Requirement:
Check every line of the entries for the string "network" and return the ones that contain it.

Data records for software interfaces:
>>
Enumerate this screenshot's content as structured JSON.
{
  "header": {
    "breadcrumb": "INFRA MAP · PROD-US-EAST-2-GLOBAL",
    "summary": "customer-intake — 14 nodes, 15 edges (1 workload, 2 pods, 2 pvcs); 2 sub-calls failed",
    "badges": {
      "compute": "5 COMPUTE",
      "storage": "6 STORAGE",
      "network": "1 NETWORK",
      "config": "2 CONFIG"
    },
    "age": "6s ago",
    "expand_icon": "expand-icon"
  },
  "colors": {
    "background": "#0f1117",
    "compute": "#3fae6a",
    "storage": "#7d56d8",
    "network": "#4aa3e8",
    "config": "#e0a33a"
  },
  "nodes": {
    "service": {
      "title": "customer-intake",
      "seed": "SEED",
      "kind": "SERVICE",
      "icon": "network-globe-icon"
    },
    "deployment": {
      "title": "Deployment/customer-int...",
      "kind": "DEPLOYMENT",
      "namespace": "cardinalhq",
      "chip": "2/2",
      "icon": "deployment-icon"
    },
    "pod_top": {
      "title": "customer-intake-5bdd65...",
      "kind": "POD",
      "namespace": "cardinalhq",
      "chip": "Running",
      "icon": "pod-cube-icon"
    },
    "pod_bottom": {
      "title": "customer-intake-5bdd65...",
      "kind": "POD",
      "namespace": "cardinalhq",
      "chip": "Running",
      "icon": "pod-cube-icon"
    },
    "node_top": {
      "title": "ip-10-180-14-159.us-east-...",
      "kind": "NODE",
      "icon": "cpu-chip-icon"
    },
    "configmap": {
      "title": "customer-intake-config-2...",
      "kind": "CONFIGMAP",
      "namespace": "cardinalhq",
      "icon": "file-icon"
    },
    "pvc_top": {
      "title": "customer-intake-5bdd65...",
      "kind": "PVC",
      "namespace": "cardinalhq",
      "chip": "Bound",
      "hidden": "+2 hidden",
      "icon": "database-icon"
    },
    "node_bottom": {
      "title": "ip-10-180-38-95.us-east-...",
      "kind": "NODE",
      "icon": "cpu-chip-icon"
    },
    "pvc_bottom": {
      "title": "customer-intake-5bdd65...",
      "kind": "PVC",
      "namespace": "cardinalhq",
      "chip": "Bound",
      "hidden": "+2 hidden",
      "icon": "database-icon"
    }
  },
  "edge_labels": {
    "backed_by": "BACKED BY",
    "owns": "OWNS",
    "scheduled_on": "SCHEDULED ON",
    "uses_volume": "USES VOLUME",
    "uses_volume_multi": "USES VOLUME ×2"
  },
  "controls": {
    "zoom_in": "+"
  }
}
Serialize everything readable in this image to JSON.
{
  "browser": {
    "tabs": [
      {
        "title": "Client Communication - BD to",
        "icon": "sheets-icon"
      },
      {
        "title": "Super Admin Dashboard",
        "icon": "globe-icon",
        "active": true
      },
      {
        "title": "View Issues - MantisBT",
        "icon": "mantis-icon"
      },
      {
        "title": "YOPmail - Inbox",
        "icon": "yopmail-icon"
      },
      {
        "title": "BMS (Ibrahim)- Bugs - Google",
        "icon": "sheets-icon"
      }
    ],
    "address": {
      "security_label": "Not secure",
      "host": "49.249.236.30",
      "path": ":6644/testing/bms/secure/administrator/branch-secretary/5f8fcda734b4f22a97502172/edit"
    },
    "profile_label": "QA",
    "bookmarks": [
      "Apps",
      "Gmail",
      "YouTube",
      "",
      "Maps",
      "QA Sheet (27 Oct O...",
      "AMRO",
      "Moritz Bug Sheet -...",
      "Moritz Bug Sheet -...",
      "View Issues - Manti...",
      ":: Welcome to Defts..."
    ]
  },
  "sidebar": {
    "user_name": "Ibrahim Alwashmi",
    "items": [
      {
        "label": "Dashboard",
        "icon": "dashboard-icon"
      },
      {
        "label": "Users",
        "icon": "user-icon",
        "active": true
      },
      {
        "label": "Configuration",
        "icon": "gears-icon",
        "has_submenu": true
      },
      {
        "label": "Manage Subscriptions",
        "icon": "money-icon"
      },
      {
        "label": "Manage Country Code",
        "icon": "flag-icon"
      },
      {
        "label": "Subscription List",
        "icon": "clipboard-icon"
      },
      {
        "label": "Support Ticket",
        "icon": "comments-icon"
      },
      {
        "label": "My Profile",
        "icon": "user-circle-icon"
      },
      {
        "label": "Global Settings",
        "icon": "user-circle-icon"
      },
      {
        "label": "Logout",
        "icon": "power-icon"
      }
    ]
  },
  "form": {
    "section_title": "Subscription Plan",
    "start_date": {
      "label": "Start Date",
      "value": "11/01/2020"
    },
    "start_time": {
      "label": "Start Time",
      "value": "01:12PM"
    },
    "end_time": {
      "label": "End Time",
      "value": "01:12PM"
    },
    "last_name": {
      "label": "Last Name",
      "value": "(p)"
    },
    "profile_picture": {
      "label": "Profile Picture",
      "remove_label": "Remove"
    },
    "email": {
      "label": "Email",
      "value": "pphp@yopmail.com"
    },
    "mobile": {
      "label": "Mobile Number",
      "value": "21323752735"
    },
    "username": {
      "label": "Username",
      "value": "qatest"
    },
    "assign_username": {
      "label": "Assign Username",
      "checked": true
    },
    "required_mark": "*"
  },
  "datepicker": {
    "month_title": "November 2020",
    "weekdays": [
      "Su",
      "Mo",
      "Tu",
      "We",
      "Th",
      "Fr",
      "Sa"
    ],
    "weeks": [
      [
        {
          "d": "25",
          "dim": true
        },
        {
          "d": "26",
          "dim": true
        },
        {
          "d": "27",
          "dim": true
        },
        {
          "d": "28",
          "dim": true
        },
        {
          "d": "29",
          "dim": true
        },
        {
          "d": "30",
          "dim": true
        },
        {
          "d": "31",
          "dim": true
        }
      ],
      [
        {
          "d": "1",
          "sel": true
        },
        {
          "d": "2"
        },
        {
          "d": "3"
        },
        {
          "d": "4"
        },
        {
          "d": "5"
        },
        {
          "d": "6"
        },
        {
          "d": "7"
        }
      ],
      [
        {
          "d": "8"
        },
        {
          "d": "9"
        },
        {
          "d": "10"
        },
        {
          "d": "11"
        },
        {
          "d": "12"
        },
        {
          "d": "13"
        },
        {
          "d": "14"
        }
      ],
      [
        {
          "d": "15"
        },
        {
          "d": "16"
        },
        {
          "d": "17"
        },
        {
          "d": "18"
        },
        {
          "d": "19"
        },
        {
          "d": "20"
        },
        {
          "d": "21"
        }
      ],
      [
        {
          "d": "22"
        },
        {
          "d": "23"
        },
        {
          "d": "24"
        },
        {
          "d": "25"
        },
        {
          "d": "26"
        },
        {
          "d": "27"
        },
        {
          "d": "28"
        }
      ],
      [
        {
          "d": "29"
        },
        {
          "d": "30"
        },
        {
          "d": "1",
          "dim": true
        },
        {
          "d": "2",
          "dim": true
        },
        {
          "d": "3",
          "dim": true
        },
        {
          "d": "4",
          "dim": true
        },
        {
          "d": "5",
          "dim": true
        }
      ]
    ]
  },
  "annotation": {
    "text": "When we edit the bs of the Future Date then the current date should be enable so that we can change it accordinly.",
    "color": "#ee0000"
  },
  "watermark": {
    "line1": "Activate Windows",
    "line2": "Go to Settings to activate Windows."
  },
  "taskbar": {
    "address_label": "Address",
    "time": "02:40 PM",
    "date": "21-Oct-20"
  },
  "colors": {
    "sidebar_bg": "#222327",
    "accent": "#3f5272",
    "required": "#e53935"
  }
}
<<
Task result:
      "network": "1 NETWORK",
    "network": "#4aa3e8",
      "icon": "network-globe-icon"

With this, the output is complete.